Tag Archives: Munich


17 Oct

When I travel to new places, I like to do research on my destination. What is the history? What are some interesting sights to see? Where are some places we can eat?

When Sebastian and I decided to attend Oktoberfest this year, I did what I always do and started researching. I learned a lot about the history and had a pretty good idea of what it would be like – except I was wrong. Any idea of what I thought it would be like was amplified by a thousand (in a good way though).

I imagined there would be a lot of drinking and a lot of people and I was right (times a thousand). Sebastian and I arrived in Munich late morning and met up with Thomas (Sebastian’s twin) and his girlfriend Milena. Since we couldn’t check in to our hotel yet, we decided to get lunch at my favorite brewery in Munich, Augustiner. After a relaxed lunch we checked in, quickly changed and were on our way to the festival.

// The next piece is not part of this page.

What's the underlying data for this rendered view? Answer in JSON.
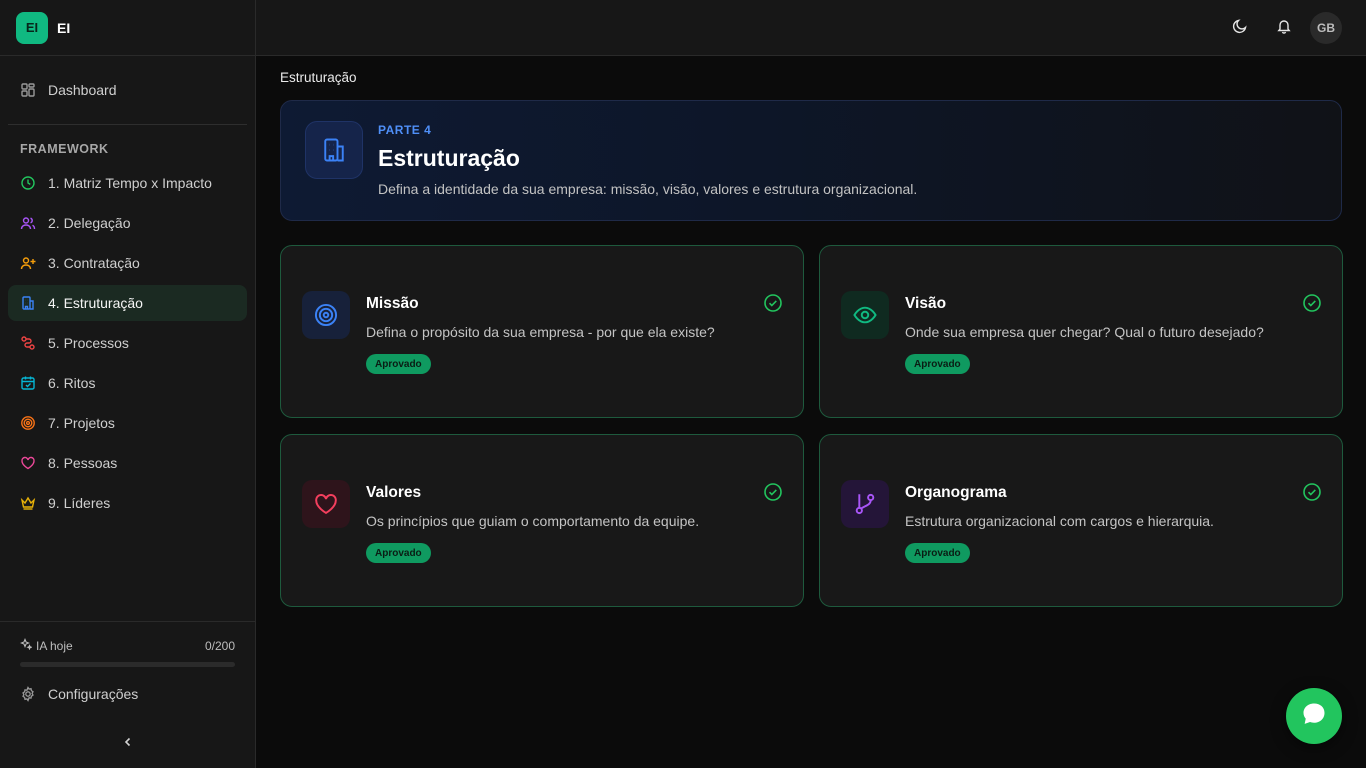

We weren’t exactly sure how to get there, so we followed the crowds of people in dirndls and lederhosen. And we arrived at more than just a beer festival. Oktoberfest is a huge carnival with food stands, rides, games and 14 large beer tents. And people, lots and lots of people. In the tents alone (inside and outside) there is seating for almost 100,000. Add that to all the other people and you have A LOT of people. It was crazy!

Most people probably don’t know this but you won’t find beer walking around. You must be served beer from one of the tents, so finding a seat is very important. However, finding a seat is not easy, and it’s almost pure luck if you do. You can reserve seating ahead of time (like 6 months or more in advance) or arrive very early to grab a table. We did not reserve seats, and it took us about an hour, but Thomas finally spotted a place for us to sit in the outside part of the Schützen-Festzelt tent. While we weren’t close to the music inside, I was very glad our seats were outdoors. It turned out to be a beautiful evening.

We sat by three guys from Valencia, Spain and an adorable older couple from Germany. It was an awesome experience. We were all different ages from different places and different backgrounds, all laughing and drinking and enjoying Oktoberfest together. And speaking of drinking, I drank a lot. I don’t remember much from the end of the night. I know I stopped to make Sebastian buy me a cookie, and that we made it safely back to the hotel.

Needless to say, I didn’t feel so great the next morning. After some aspirin and lots of water, I was finally able to get dressed and explore the city with Sebastian, Thomas and Milena. We stopped by Marienplatz and spent the rest of the day walking slowly through the English Garden. It was nice way to recover from Oktoberfest.

It was definitely an incredible experience and one I won’t soon forget. You can bet I’ll go back some day, but maybe just drink a little less beer next time. And an added bonus: my dirndl now doubles as a Halloween costume. Winning!

Wearing a dirndl

25 Sep

Greetings from Germany! I’m having an absolute blast in Berlin (or at least I think I am,  as I wrote this post before I actually left). For all we know, I could be having a terrible time at this point, but I seriously doubt it ;-)

Anyway, today we’re taking a break from Germany’s capital and heading to Munich (or München, as the Germans call it) to celebrate Oktoberfest. And not just any Oktoberfest, THEE Oktoberfest.

By the time you read this, Sebastian and I (along with his twin brother Thomas and his lovely girlfriend Milena) will be getting drunk on wonderful German beer.

Quick history lesson: Started in 1810, Oktoberfest is a festival held annually in Munich, running from late September to the first weekend in October. More than 5 million people attend every year (yikes!).

I decided to wear a dirndl, a traditional dress worn in Bavaria. It looks like this:

Can’t wait to share pictures from the day! I can guarantee it’s going to go down as one of the craziest experiences of my life. Prost!